Willis Ward:  The African-American end and U-M track star was Gerald Ford’s roommate for road games and a member of the ’32 and ’33 national championship squads.  This man’s story deserves a full documentary or movie, not a blurb on a blog post, and it’s safe to assume he gave some interesting remarks to the banquet crowd.

A hat tip to my boys at UGP/Moe’s and MGoShoe for simultaneously sending over this link.  Pete Bigelow at writes that a local group is putting together a 10 part series covering Michigan football.   It’ll debut with this:

The series will debut with an episode on the 1934 Michigan-Georgia Tech game, in which the Yellow Jackets threatened to pull out of the game if Michigan played Willis Ward, the school’s second black player.

Ward’s teammate, future President Gerald Ford, contemplated quitting the team in protest of Ward’s exclusion.

Here’s a trailer from the group producing the films, Stunt3 Multimedia:

When can we expect this to come out?  According to senior creative director Buddy Moorehouse:

..the first film in the series ("Black and Blue: The Story of Gerald Ford, Willis Ward and the 1934 Michigan-Georgia Tech Game") will premiere in May or June in Ann Arbor and Grand Rapids (in a couple theaters, not on TV).

If you don’t know the Ward/1934 Georgia Tech game story I suggest you start here

The Willis Ward Protests
Harry Kipke and the Fall of 1934


  1. I'm sorry, but to call Gerald Ford's stand "courageous" because he objected to playing the game (but still played) is disingenuous. I love Gerald Ford. But let's not belittle his truly courageous acts with this one which was stellar, captivating, leader-like, etc., but not courageous.

    • But he only played after Ward asked him to. It's not like he publicly said he'd sit it out and privately was preparing to go.

  2. This episode provides a real fascinating look at race relations in the 30s and the turmoil Jim Crow caused throughout the country – affecting African Americans wherever they lived. I'm still intrigued about the possibility of additional documentation coming to light about Arthur Miller's role in the student protest of the University's decision. I doubt this documentary will uncover it, but that aspect adds another layer to the story.

    Here's hoping that the producers and Greg are able to establish a role for him in this documentary since he's got so much of the material at his finger tips and can speak as authoritatively about the story as anyone.

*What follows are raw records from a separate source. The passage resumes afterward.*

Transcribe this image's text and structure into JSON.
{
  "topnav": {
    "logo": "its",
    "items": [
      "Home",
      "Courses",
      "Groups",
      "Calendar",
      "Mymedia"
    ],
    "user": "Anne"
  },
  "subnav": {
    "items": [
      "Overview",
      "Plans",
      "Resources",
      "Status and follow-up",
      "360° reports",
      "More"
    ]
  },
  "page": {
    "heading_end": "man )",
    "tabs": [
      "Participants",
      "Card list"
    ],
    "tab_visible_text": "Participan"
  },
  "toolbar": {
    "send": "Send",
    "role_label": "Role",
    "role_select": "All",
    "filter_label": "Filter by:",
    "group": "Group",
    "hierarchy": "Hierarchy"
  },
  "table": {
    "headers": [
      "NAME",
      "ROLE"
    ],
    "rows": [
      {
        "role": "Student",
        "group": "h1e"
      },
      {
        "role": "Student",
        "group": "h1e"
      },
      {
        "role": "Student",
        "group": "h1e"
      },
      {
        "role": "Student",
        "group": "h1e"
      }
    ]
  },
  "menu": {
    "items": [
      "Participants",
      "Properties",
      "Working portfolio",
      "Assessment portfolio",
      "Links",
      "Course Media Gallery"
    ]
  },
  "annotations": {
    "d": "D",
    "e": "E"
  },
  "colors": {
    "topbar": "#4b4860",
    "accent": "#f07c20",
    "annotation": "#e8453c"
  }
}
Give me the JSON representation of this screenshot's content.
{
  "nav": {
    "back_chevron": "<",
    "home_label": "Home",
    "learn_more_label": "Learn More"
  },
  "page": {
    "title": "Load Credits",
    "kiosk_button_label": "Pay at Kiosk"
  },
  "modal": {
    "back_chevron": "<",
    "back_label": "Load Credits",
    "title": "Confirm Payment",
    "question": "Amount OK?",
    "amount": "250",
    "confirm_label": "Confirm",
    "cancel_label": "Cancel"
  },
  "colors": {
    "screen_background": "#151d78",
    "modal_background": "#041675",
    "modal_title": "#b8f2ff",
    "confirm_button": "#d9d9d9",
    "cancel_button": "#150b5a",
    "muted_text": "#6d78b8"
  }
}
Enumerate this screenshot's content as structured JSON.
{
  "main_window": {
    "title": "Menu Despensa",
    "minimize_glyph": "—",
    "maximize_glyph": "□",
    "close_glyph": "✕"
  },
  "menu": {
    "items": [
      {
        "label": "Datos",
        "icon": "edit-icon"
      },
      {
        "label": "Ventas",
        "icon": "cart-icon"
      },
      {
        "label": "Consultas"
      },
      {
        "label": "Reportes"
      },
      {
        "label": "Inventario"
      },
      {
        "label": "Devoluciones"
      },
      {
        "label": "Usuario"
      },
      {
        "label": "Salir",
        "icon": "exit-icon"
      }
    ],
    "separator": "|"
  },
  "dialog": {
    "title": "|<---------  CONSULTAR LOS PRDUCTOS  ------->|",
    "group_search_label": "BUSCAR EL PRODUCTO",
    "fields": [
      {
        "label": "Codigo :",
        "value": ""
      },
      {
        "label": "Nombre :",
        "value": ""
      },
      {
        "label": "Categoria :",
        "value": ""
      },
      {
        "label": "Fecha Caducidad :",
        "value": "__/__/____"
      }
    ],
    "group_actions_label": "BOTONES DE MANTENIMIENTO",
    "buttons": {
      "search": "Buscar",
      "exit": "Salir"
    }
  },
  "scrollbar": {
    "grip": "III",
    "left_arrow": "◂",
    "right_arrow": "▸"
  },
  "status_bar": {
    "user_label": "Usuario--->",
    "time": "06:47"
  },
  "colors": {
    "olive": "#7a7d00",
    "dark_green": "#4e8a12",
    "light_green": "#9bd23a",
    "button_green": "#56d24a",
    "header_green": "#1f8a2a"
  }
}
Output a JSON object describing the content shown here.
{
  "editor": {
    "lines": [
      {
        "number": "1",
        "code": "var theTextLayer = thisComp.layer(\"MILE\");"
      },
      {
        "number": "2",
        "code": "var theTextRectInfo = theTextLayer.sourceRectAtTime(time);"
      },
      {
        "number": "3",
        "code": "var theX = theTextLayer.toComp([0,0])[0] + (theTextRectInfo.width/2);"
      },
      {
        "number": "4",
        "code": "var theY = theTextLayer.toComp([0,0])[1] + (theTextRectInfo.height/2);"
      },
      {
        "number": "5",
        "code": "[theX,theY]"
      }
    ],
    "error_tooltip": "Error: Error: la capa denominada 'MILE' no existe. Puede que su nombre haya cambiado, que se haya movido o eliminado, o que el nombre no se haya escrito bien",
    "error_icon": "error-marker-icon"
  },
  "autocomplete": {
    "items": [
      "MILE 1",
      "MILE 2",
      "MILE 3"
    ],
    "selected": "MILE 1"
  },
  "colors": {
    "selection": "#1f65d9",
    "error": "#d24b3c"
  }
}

  3. A ‘courageous stand’? Didn’t we capitulate and play with out Ward?

  4. not on tv????? what a rip-off!!!!!